Problem statement. Which of the lines below include the word "title"? Pull each one out.

┌────────

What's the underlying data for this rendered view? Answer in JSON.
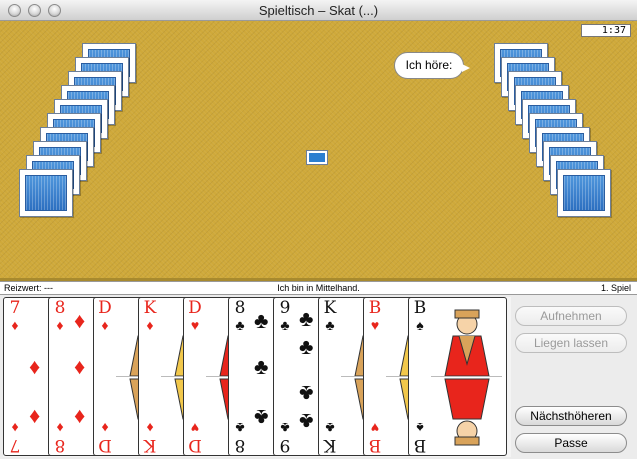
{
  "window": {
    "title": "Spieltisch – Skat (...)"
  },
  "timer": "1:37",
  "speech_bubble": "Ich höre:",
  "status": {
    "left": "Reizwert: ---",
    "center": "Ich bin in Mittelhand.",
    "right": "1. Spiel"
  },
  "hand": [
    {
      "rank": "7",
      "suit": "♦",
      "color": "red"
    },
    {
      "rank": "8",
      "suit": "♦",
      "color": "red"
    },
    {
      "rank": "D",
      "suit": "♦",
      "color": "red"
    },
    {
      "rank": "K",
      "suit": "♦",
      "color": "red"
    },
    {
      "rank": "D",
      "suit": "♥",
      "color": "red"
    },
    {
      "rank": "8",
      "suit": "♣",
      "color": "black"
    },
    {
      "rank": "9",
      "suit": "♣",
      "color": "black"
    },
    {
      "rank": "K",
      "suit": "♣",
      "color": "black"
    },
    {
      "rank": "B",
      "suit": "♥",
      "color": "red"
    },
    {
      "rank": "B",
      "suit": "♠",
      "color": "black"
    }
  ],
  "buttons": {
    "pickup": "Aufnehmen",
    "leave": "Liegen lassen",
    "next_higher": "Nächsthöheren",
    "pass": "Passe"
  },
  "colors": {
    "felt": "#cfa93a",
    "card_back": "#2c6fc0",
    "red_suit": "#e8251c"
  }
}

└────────
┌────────

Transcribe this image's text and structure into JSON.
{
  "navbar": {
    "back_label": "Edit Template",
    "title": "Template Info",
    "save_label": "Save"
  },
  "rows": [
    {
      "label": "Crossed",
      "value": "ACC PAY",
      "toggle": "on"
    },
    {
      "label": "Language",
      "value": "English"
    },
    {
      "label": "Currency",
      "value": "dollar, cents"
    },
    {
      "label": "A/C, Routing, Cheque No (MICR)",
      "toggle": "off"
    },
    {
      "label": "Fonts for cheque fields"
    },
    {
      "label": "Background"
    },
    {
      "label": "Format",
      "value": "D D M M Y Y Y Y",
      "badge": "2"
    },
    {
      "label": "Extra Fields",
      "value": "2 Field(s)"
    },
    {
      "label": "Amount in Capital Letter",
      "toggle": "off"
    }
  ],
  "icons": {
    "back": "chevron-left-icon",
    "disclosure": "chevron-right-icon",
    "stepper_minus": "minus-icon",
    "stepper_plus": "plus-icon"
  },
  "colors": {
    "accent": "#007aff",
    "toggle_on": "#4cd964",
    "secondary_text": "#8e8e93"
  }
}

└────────
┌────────

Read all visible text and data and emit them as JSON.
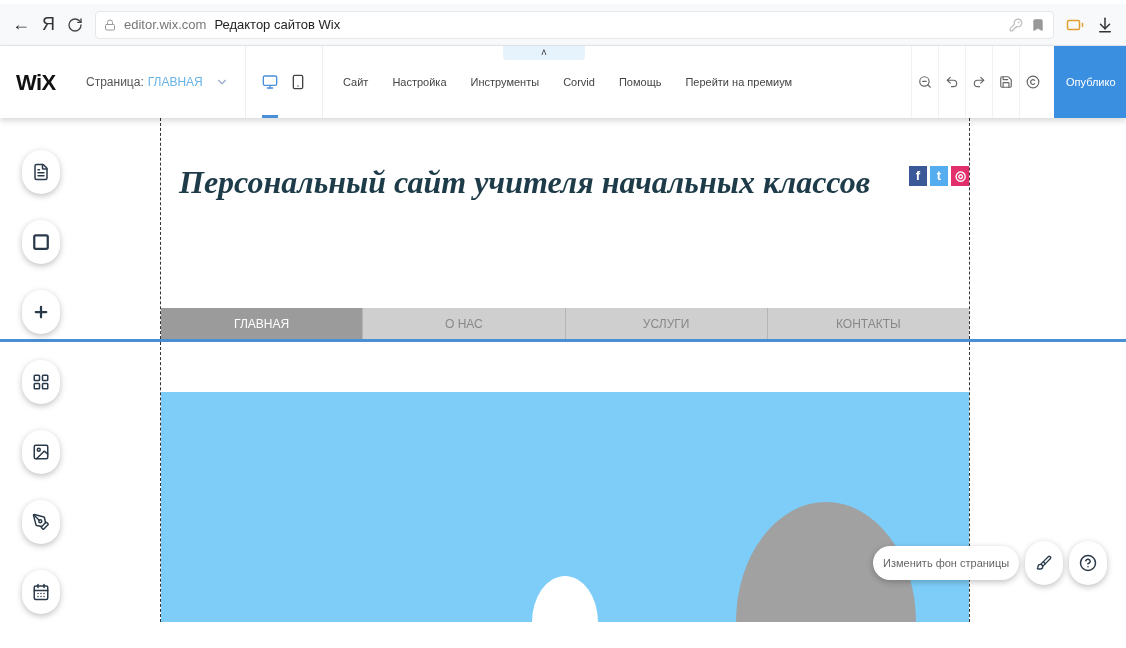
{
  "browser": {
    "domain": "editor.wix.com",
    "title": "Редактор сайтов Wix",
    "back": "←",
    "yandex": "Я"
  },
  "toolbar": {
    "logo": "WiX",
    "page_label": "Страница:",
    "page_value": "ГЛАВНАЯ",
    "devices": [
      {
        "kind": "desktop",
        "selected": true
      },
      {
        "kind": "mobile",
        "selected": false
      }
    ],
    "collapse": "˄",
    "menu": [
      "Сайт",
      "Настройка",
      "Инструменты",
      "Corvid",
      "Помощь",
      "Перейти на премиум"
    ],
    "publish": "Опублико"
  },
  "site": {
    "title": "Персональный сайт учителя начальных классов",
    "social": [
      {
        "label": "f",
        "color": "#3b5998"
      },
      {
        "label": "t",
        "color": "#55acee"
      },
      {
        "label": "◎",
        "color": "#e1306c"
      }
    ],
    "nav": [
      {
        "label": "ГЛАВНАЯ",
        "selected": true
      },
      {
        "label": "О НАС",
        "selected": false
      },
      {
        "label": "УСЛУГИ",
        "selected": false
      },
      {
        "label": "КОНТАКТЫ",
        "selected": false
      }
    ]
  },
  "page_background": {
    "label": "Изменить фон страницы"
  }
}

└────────

Result for this exercise.
    "title": "Spieltisch – Skat (...)"
    "title": "Template Info",
    "title": "Редактор сайтов Wix",
    "title": "Персональный сайт учителя начальных классов",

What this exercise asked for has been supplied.